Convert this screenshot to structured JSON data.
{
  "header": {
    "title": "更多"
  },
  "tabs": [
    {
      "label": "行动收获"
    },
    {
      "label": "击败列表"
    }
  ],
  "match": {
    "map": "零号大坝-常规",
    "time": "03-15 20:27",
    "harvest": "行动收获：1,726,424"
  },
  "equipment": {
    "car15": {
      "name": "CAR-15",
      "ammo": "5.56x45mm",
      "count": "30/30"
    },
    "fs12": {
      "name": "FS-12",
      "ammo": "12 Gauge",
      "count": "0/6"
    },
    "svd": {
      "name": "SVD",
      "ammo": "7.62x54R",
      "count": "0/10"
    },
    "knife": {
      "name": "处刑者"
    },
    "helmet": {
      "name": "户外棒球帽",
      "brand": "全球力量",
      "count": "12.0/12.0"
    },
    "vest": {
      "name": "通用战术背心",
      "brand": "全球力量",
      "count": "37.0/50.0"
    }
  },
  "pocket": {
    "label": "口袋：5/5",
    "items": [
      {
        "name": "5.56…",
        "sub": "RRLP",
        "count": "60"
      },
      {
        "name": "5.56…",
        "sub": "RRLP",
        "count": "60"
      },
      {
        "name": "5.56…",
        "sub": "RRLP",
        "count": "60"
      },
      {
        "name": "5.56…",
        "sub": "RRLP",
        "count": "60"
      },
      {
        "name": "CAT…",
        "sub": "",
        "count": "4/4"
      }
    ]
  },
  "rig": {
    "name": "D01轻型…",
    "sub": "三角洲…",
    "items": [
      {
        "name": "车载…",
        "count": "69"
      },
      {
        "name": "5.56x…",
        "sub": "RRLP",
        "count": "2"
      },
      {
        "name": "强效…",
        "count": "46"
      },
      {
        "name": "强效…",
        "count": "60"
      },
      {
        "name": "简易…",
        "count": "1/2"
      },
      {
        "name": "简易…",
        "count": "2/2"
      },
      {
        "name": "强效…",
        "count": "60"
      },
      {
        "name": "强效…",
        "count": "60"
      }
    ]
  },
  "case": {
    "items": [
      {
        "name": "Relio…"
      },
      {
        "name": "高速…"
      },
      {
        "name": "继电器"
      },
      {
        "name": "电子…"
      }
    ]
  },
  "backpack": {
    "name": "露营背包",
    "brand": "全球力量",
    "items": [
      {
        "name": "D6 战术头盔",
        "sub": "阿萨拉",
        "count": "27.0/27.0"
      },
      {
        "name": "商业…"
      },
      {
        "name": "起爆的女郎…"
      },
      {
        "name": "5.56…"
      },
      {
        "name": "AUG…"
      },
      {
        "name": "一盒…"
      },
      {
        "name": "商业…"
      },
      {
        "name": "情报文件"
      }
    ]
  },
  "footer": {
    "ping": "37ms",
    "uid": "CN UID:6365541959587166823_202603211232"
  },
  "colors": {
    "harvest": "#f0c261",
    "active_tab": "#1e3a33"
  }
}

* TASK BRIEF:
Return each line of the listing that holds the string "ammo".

* EXERCISE RESULT:
      "ammo": "5.56x45mm",
      "ammo": "12 Gauge",
      "ammo": "7.62x54R",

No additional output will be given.